YOUR ASSIGNMENT: From the first line to the last, retype the data below exactly.

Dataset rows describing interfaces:
● ● ● ● ●

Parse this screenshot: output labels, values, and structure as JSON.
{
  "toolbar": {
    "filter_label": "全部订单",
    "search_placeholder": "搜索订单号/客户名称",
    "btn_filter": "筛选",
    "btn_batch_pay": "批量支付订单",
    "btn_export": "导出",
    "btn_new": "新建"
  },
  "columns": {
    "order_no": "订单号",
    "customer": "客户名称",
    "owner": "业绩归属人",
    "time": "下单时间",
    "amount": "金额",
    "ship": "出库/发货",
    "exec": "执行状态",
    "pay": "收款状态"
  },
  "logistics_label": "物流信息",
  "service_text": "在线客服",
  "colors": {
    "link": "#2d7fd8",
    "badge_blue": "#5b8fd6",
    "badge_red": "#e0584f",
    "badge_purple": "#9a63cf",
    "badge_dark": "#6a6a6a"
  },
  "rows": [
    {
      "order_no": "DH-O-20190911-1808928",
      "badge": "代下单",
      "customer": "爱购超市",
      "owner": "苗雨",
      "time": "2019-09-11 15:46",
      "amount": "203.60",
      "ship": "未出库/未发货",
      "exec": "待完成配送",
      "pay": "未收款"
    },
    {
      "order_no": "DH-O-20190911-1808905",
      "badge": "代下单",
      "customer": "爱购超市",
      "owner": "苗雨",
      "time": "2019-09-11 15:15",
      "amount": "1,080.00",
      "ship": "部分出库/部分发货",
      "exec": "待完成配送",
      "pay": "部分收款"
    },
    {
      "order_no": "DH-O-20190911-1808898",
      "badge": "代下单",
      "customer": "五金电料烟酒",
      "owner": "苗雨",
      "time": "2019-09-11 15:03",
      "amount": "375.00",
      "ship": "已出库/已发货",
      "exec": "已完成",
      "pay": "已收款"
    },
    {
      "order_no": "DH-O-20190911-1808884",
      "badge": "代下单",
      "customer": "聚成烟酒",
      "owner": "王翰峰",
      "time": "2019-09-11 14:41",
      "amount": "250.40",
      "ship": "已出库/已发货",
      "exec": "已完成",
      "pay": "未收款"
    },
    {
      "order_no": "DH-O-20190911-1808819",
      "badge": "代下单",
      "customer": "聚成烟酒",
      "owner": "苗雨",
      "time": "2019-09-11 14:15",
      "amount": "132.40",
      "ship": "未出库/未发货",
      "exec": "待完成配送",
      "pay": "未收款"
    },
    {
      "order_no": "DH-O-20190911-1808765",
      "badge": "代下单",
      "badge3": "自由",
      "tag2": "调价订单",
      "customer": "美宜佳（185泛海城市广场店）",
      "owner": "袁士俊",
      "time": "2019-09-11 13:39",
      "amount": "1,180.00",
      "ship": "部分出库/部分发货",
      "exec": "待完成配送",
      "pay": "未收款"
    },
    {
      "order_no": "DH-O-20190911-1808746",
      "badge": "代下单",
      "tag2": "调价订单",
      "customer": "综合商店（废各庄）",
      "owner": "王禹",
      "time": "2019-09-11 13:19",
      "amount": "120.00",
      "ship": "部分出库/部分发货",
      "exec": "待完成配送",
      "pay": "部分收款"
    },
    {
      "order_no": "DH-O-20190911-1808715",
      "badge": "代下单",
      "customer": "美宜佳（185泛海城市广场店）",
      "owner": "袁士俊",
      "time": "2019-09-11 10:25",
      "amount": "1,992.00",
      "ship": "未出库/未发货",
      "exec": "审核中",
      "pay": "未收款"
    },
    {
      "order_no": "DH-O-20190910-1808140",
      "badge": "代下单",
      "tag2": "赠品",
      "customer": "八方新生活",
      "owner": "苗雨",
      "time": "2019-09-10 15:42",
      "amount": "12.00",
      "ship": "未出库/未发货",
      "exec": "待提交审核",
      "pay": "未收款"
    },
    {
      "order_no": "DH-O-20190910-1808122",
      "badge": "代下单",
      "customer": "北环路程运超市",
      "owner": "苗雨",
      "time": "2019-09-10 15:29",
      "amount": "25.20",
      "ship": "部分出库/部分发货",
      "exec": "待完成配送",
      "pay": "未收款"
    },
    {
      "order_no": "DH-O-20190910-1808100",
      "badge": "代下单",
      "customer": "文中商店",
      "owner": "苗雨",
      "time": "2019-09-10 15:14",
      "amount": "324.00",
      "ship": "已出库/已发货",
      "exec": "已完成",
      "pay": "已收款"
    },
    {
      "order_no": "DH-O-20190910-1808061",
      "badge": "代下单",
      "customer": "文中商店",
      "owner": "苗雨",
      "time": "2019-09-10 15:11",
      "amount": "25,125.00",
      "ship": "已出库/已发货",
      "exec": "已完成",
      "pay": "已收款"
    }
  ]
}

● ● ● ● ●

EXPECTED OUTPUT:
Parse this screenshot: output labels, values, and structure as JSON.
{
  "toolbar": {
    "filter_label": "全部订单",
    "search_placeholder": "搜索订单号/客户名称",
    "btn_filter": "筛选",
    "btn_batch_pay": "批量支付订单",
    "btn_export": "导出",
    "btn_new": "新建"
  },
  "columns": {
    "order_no": "订单号",
    "customer": "客户名称",
    "owner": "业绩归属人",
    "time": "下单时间",
    "amount": "金额",
    "ship": "出库/发货",
    "exec": "执行状态",
    "pay": "收款状态"
  },
  "logistics_label": "物流信息",
  "service_text": "在线客服",
  "colors": {
    "link": "#2d7fd8",
    "badge_blue": "#5b8fd6",
    "badge_red": "#e0584f",
    "badge_purple": "#9a63cf",
    "badge_dark": "#6a6a6a"
  },
  "rows": [
    {
      "order_no": "DH-O-20190911-1808928",
      "badge": "代下单",
      "customer": "爱购超市",
      "owner": "苗雨",
      "time": "2019-09-11 15:46",
      "amount": "203.60",
      "ship": "未出库/未发货",
      "exec": "待完成配送",
      "pay": "未收款"
    },
    {
      "order_no": "DH-O-20190911-1808905",
      "badge": "代下单",
      "customer": "爱购超市",
      "owner": "苗雨",
      "time": "2019-09-11 15:15",
      "amount": "1,080.00",
      "ship": "部分出库/部分发货",
      "exec": "待完成配送",
      "pay": "部分收款"
    },
    {
      "order_no": "DH-O-20190911-1808898",
      "badge": "代下单",
      "customer": "五金电料烟酒",
      "owner": "苗雨",
      "time": "2019-09-11 15:03",
      "amount": "375.00",
      "ship": "已出库/已发货",
      "exec": "已完成",
      "pay": "已收款"
    },
    {
      "order_no": "DH-O-20190911-1808884",
      "badge": "代下单",
      "customer": "聚成烟酒",
      "owner": "王翰峰",
      "time": "2019-09-11 14:41",
      "amount": "250.40",
      "ship": "已出库/已发货",
      "exec": "已完成",
      "pay": "未收款"
    },
    {
      "order_no": "DH-O-20190911-1808819",
      "badge": "代下单",
      "customer": "聚成烟酒",
      "owner": "苗雨",
      "time": "2019-09-11 14:15",
      "amount": "132.40",
      "ship": "未出库/未发货",
      "exec": "待完成配送",
      "pay": "未收款"
    },
    {
      "order_no": "DH-O-20190911-1808765",
      "badge": "代下单",
      "badge3": "自由",
      "tag2": "调价订单",
      "customer": "美宜佳（185泛海城市广场店）",
      "owner": "袁士俊",
      "time": "2019-09-11 13:39",
      "amount": "1,180.00",
      "ship": "部分出库/部分发货",
      "exec": "待完成配送",
      "pay": "未收款"
    },
    {
      "order_no": "DH-O-20190911-1808746",
      "badge": "代下单",
      "tag2": "调价订单",
      "customer": "综合商店（废各庄）",
      "owner": "王禹",
      "time": "2019-09-11 13:19",
      "amount": "120.00",
      "ship": "部分出库/部分发货",
      "exec": "待完成配送",
      "pay": "部分收款"
    },
    {
      "order_no": "DH-O-20190911-1808715",
      "badge": "代下单",
      "customer": "美宜佳（185泛海城市广场店）",
      "owner": "袁士俊",
      "time": "2019-09-11 10:25",
      "amount": "1,992.00",
      "ship": "未出库/未发货",
      "exec": "审核中",
      "pay": "未收款"
    },
    {
      "order_no": "DH-O-20190910-1808140",
      "badge": "代下单",
      "tag2": "赠品",
      "customer": "八方新生活",
      "owner": "苗雨",
      "time": "2019-09-10 15:42",
      "amount": "12.00",
      "ship": "未出库/未发货",
      "exec": "待提交审核",
      "pay": "未收款"
    },
    {
      "order_no": "DH-O-20190910-1808122",
      "badge": "代下单",
      "customer": "北环路程运超市",
      "owner": "苗雨",
      "time": "2019-09-10 15:29",
      "amount": "25.20",
      "ship": "部分出库/部分发货",
      "exec": "待完成配送",
      "pay": "未收款"
    },
    {
      "order_no": "DH-O-20190910-1808100",
      "badge": "代下单",
      "customer": "文中商店",
      "owner": "苗雨",
      "time": "2019-09-10 15:14",
      "amount": "324.00",
      "ship": "已出库/已发货",
      "exec": "已完成",
      "pay": "已收款"
    },
    {
      "order_no": "DH-O-20190910-1808061",
      "badge": "代下单",
      "customer": "文中商店",
      "owner": "苗雨",
      "time": "2019-09-10 15:11",
      "amount": "25,125.00",
      "ship": "已出库/已发货",
      "exec": "已完成",
      "pay": "已收款"
    }
  ]
}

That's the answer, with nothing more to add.